<<<<

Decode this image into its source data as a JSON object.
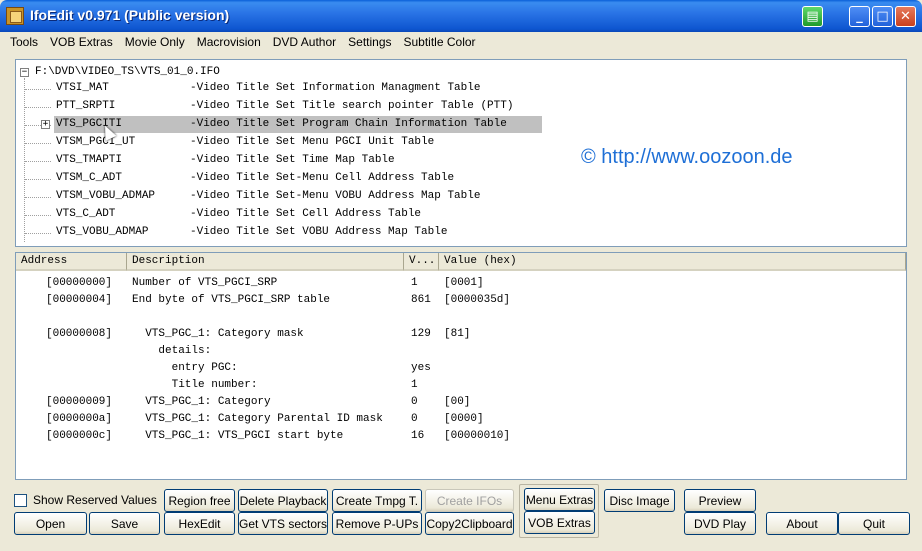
{
  "window": {
    "title": "IfoEdit v0.971 (Public version)"
  },
  "menu": [
    "Tools",
    "VOB Extras",
    "Movie Only",
    "Macrovision",
    "DVD Author",
    "Settings",
    "Subtitle Color"
  ],
  "tree": {
    "root": "F:\\DVD\\VIDEO_TS\\VTS_01_0.IFO",
    "items": [
      {
        "name": "VTSI_MAT",
        "desc": "-Video Title Set Information Managment Table"
      },
      {
        "name": "PTT_SRPTI",
        "desc": "-Video Title Set Title search pointer Table (PTT)"
      },
      {
        "name": "VTS_PGCITI",
        "desc": "-Video Title Set Program Chain Information Table"
      },
      {
        "name": "VTSM_PGCI_UT",
        "desc": "-Video Title Set Menu PGCI Unit Table"
      },
      {
        "name": "VTS_TMAPTI",
        "desc": "-Video Title Set Time Map Table"
      },
      {
        "name": "VTSM_C_ADT",
        "desc": "-Video Title Set-Menu Cell Address Table"
      },
      {
        "name": "VTSM_VOBU_ADMAP",
        "desc": "-Video Title Set-Menu VOBU Address Map Table"
      },
      {
        "name": "VTS_C_ADT",
        "desc": "-Video Title Set Cell Address Table"
      },
      {
        "name": "VTS_VOBU_ADMAP",
        "desc": "-Video Title Set VOBU Address Map Table"
      }
    ]
  },
  "watermark": "© http://www.oozoon.de",
  "detail": {
    "columns": [
      "Address",
      "Description",
      "V...",
      "Value (hex)"
    ],
    "rows": [
      {
        "addr": "[00000000]",
        "desc": "Number of VTS_PGCI_SRP",
        "val": "1",
        "hex": "[0001]"
      },
      {
        "addr": "[00000004]",
        "desc": "End byte of VTS_PGCI_SRP table",
        "val": "861",
        "hex": "[0000035d]"
      },
      {
        "addr": "",
        "desc": "",
        "val": "",
        "hex": ""
      },
      {
        "addr": "[00000008]",
        "desc": "  VTS_PGC_1: Category mask",
        "val": "129",
        "hex": "[81]"
      },
      {
        "addr": "",
        "desc": "    details:",
        "val": "",
        "hex": ""
      },
      {
        "addr": "",
        "desc": "      entry PGC:",
        "val": "yes",
        "hex": ""
      },
      {
        "addr": "",
        "desc": "      Title number:",
        "val": "1",
        "hex": ""
      },
      {
        "addr": "[00000009]",
        "desc": "  VTS_PGC_1: Category",
        "val": "0",
        "hex": "[00]"
      },
      {
        "addr": "[0000000a]",
        "desc": "  VTS_PGC_1: Category Parental ID mask",
        "val": "0",
        "hex": "[0000]"
      },
      {
        "addr": "[0000000c]",
        "desc": "  VTS_PGC_1: VTS_PGCI start byte",
        "val": "16",
        "hex": "[00000010]"
      }
    ]
  },
  "controls": {
    "show_reserved": "Show Reserved Values",
    "open": "Open",
    "save": "Save",
    "region_free": "Region free",
    "hexedit": "HexEdit",
    "delete_playback": "Delete Playback",
    "get_vts_sectors": "Get VTS sectors",
    "create_tmpg": "Create Tmpg T.",
    "remove_pups": "Remove P-UPs",
    "create_ifos": "Create IFOs",
    "copy2clipboard": "Copy2Clipboard",
    "menu_extras": "Menu Extras",
    "vob_extras": "VOB Extras",
    "disc_image": "Disc Image",
    "preview": "Preview",
    "dvd_play": "DVD Play",
    "about": "About",
    "quit": "Quit"
  }
}
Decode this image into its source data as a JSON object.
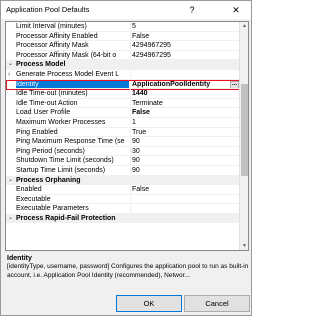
{
  "window": {
    "title": "Application Pool Defaults",
    "help_label": "?",
    "close_label": "✕"
  },
  "grid": {
    "rows": [
      {
        "type": "prop",
        "name": "Limit Interval (minutes)",
        "value": "5"
      },
      {
        "type": "prop",
        "name": "Processor Affinity Enabled",
        "value": "False"
      },
      {
        "type": "prop",
        "name": "Processor Affinity Mask",
        "value": "4294967295"
      },
      {
        "type": "prop",
        "name": "Processor Affinity Mask (64-bit o",
        "value": "4294967295"
      },
      {
        "type": "cat",
        "name": "Process Model"
      },
      {
        "type": "prop",
        "name": "Generate Process Model Event L",
        "value": "",
        "expand": "›"
      },
      {
        "type": "prop",
        "name": "Identity",
        "value": "ApplicationPoolIdentity",
        "selected": true,
        "bold": true,
        "ellipsis": "..."
      },
      {
        "type": "prop",
        "name": "Idle Time-out (minutes)",
        "value": "1440",
        "bold": true
      },
      {
        "type": "prop",
        "name": "Idle Time-out Action",
        "value": "Terminate"
      },
      {
        "type": "prop",
        "name": "Load User Profile",
        "value": "False",
        "bold": true
      },
      {
        "type": "prop",
        "name": "Maximum Worker Processes",
        "value": "1"
      },
      {
        "type": "prop",
        "name": "Ping Enabled",
        "value": "True"
      },
      {
        "type": "prop",
        "name": "Ping Maximum Response Time (se",
        "value": "90"
      },
      {
        "type": "prop",
        "name": "Ping Period (seconds)",
        "value": "30"
      },
      {
        "type": "prop",
        "name": "Shutdown Time Limit (seconds)",
        "value": "90"
      },
      {
        "type": "prop",
        "name": "Startup Time Limit (seconds)",
        "value": "90"
      },
      {
        "type": "cat",
        "name": "Process Orphaning"
      },
      {
        "type": "prop",
        "name": "Enabled",
        "value": "False"
      },
      {
        "type": "prop",
        "name": "Executable",
        "value": ""
      },
      {
        "type": "prop",
        "name": "Executable Parameters",
        "value": ""
      },
      {
        "type": "cat",
        "name": "Process Rapid-Fail Protection"
      }
    ]
  },
  "description": {
    "title": "Identity",
    "text": "[identityType, username, password] Configures the application pool to run as built-in account, i.e. Application Pool Identity (recommended), Networ..."
  },
  "buttons": {
    "ok": "OK",
    "cancel": "Cancel"
  },
  "colors": {
    "selection": "#0078d7",
    "highlight_border": "#e81123"
  }
}
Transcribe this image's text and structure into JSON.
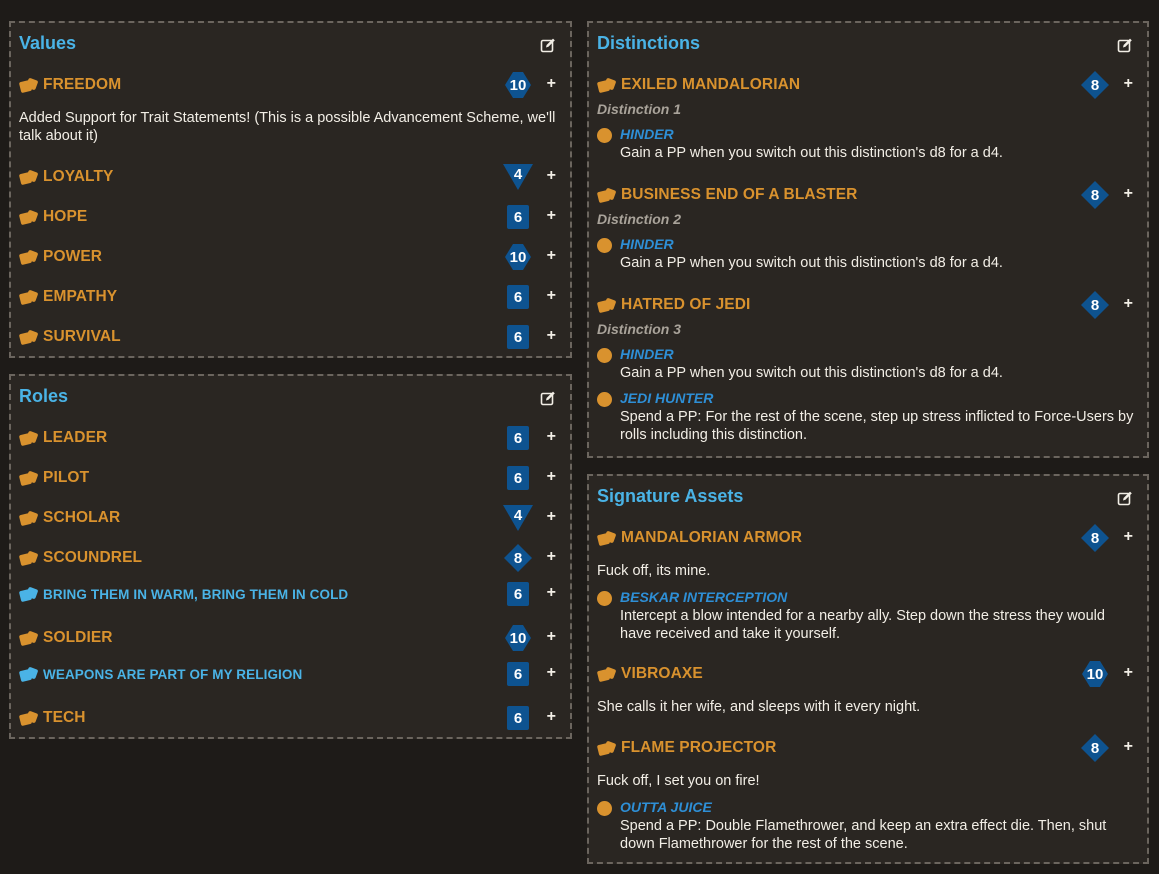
{
  "values": {
    "title": "Values",
    "items": [
      {
        "name": "FREEDOM",
        "die": "10"
      },
      {
        "name": "LOYALTY",
        "die": "4"
      },
      {
        "name": "HOPE",
        "die": "6"
      },
      {
        "name": "POWER",
        "die": "10"
      },
      {
        "name": "EMPATHY",
        "die": "6"
      },
      {
        "name": "SURVIVAL",
        "die": "6"
      }
    ],
    "freedom_note": "Added Support for Trait Statements! (This is a possible Advancement Scheme, we'll talk about it)"
  },
  "roles": {
    "title": "Roles",
    "items": [
      {
        "name": "LEADER",
        "die": "6"
      },
      {
        "name": "PILOT",
        "die": "6"
      },
      {
        "name": "SCHOLAR",
        "die": "4"
      },
      {
        "name": "SCOUNDREL",
        "die": "8"
      },
      {
        "name": "BRING THEM IN WARM, BRING THEM IN COLD",
        "die": "6"
      },
      {
        "name": "SOLDIER",
        "die": "10"
      },
      {
        "name": "WEAPONS ARE PART OF MY RELIGION",
        "die": "6"
      },
      {
        "name": "TECH",
        "die": "6"
      }
    ]
  },
  "distinctions": {
    "title": "Distinctions",
    "items": [
      {
        "name": "EXILED MANDALORIAN",
        "die": "8",
        "subtitle": "Distinction 1",
        "sfx": [
          {
            "name": "HINDER",
            "text": "Gain a PP when you switch out this distinction's d8 for a d4."
          }
        ]
      },
      {
        "name": "BUSINESS END OF A BLASTER",
        "die": "8",
        "subtitle": "Distinction 2",
        "sfx": [
          {
            "name": "HINDER",
            "text": "Gain a PP when you switch out this distinction's d8 for a d4."
          }
        ]
      },
      {
        "name": "HATRED OF JEDI",
        "die": "8",
        "subtitle": "Distinction 3",
        "sfx": [
          {
            "name": "HINDER",
            "text": "Gain a PP when you switch out this distinction's d8 for a d4."
          },
          {
            "name": "JEDI HUNTER",
            "text": "Spend a PP: For the rest of the scene, step up stress inflicted to Force-Users by rolls including this distinction."
          }
        ]
      }
    ]
  },
  "assets": {
    "title": "Signature Assets",
    "items": [
      {
        "name": "MANDALORIAN ARMOR",
        "die": "8",
        "note": "Fuck off, its mine.",
        "sfx": [
          {
            "name": "BESKAR INTERCEPTION",
            "text": "Intercept a blow intended for a nearby ally. Step down the stress they would have received and take it yourself."
          }
        ]
      },
      {
        "name": "VIBROAXE",
        "die": "10",
        "note": "She calls it her wife, and sleeps with it every night."
      },
      {
        "name": "FLAME PROJECTOR",
        "die": "8",
        "note": "Fuck off, I set you on fire!",
        "sfx": [
          {
            "name": "OUTTA JUICE",
            "text": "Spend a PP: Double Flamethrower, and keep an extra effect die. Then, shut down Flamethrower for the rest of the scene."
          }
        ]
      }
    ]
  },
  "colors": {
    "accent_blue": "#4ab3e6",
    "trait_orange": "#d9922e",
    "die_blue": "#0e5390",
    "background": "#1e1b18",
    "panel": "#2a2622"
  }
}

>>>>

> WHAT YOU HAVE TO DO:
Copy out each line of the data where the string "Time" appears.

> SOLUTION:
        "desc": "-Video Title Set Time Map Table"
        "name": "Idle Time-out (minutes)",
        "name": "Idle Time-out Action",
        "name": "Ping Maximum Response Time (se",
        "name": "Shutdown Time Limit (seconds)",
        "name": "Startup Time Limit (seconds)",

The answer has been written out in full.